The American Beech is a large deciduous tree native to the eastern United States and Canada. It is commonly found in the eastern deciduous forest biome. The leaves of the American Beech are simple, alternate, and have a smooth, glossy texture. They are typically 3-6 inches long and have a pointed tip. The bark of the American Beech is smooth and gray, and the tree can grow to be more than 100 feet tall.
The American Beech has large, showy flowers that bloom in the spring. They are often pollinated by bees and other insects. The tree produces a small, triangular nut that is edible for humans and wildlife alike. American Beech nuts are often harvested in the fall and can be stored for long periods of time.
The American Beech prefers well-drained, fertile soil and full sun to partial shade. It is winter hardy and can withstand cold temperatures. In order to cultivate the American Beech successfully, a grower will need to provide the tree with adequate water and sunlight. The tree can be grown as a specimen plant or as part of a larger landscape.
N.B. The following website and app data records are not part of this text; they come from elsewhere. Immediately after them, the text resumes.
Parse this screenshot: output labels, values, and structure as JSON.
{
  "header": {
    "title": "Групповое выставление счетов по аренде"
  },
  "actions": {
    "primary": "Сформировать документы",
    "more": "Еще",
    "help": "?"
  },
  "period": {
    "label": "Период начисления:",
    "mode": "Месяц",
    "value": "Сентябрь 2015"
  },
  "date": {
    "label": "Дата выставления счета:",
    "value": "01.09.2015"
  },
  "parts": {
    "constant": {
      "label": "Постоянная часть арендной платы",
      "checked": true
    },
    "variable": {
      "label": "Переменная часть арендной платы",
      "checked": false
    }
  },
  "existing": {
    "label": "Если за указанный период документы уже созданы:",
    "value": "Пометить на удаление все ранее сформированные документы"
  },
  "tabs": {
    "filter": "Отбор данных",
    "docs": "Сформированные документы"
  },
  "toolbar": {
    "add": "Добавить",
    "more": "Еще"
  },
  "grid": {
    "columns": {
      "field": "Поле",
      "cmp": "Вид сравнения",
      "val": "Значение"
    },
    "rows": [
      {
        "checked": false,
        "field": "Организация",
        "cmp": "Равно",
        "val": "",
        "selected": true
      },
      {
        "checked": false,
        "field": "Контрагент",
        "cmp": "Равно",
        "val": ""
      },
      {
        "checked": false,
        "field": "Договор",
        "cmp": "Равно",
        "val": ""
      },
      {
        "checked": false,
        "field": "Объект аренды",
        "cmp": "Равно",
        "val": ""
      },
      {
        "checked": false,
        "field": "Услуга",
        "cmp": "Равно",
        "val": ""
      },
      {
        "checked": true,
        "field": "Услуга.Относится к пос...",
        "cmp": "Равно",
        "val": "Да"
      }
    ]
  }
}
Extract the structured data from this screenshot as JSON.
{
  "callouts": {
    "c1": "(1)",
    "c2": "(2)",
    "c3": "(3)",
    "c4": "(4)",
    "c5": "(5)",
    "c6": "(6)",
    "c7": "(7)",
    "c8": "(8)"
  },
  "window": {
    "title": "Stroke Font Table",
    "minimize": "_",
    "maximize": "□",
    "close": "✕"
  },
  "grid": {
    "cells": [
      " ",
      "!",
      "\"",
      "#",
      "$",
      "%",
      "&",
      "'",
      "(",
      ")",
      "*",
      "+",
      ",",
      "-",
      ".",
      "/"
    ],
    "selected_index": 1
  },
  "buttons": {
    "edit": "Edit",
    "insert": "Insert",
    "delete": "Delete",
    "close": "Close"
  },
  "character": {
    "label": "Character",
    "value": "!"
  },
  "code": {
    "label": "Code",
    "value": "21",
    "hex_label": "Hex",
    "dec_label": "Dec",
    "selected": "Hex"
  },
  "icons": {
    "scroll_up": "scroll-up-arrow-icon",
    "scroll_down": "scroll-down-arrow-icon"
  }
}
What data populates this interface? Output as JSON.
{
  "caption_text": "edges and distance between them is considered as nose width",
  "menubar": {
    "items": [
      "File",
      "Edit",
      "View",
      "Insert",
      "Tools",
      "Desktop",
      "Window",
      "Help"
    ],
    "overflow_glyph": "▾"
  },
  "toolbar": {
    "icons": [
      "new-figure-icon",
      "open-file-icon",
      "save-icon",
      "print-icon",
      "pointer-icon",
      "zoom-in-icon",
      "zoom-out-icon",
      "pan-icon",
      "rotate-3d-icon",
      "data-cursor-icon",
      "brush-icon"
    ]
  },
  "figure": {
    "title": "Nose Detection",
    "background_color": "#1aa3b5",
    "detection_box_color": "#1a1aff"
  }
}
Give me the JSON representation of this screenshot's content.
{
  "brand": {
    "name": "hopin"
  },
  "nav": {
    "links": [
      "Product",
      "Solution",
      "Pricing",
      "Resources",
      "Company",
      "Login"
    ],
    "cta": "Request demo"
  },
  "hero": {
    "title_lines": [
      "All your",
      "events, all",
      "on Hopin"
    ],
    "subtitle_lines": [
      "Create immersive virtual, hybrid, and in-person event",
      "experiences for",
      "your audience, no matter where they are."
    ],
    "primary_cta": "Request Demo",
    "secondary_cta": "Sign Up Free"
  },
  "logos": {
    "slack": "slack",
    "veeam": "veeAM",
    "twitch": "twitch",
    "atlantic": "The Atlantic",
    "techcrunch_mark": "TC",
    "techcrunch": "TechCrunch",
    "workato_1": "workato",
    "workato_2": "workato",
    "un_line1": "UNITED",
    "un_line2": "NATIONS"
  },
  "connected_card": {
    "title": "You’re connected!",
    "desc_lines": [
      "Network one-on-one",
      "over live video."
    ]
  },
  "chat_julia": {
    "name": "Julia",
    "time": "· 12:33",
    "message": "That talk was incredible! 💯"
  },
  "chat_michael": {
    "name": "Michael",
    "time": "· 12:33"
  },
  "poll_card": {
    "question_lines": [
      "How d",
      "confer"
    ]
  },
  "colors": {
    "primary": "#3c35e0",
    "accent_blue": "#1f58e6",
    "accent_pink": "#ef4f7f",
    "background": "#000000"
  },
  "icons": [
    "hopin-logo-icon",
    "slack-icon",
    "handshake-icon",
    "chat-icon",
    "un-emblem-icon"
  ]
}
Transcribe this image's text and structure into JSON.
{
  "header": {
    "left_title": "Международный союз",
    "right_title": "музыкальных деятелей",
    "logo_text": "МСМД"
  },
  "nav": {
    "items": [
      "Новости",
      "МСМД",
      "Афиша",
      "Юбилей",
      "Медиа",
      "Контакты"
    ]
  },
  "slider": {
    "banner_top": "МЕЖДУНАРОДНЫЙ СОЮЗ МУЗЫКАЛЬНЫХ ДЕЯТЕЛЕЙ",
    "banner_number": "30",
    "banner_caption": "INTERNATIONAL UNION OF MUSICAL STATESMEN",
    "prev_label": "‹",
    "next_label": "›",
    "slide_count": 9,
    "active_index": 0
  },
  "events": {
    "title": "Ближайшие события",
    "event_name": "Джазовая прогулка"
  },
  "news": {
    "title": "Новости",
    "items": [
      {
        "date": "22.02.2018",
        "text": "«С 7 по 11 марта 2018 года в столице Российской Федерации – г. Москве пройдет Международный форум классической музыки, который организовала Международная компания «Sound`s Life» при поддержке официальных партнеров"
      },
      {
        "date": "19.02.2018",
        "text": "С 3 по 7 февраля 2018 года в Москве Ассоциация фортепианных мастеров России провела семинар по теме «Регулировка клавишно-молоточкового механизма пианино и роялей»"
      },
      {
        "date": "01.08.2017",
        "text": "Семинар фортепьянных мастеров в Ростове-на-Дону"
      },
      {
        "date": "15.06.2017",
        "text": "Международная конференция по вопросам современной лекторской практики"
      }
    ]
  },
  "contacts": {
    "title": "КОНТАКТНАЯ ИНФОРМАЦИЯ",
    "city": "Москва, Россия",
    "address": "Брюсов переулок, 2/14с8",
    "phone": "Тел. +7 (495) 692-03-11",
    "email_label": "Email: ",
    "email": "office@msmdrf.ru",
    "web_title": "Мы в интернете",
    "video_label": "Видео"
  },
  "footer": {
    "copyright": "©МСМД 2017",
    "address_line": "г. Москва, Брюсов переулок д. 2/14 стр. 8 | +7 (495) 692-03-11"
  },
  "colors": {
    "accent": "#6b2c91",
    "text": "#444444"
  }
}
In addition to its aesthetic value, the American Beech has many practical uses. The nuts can be eaten raw or cooked, and the leaves can be used as mulch or as a source of nitrogen for compost. The wood of the American Beech is strong and flexible, and has been used for a variety of purposes, including building material and firewood. The tree also provides food and shelter for a variety of wildlife, including birds and small mammals.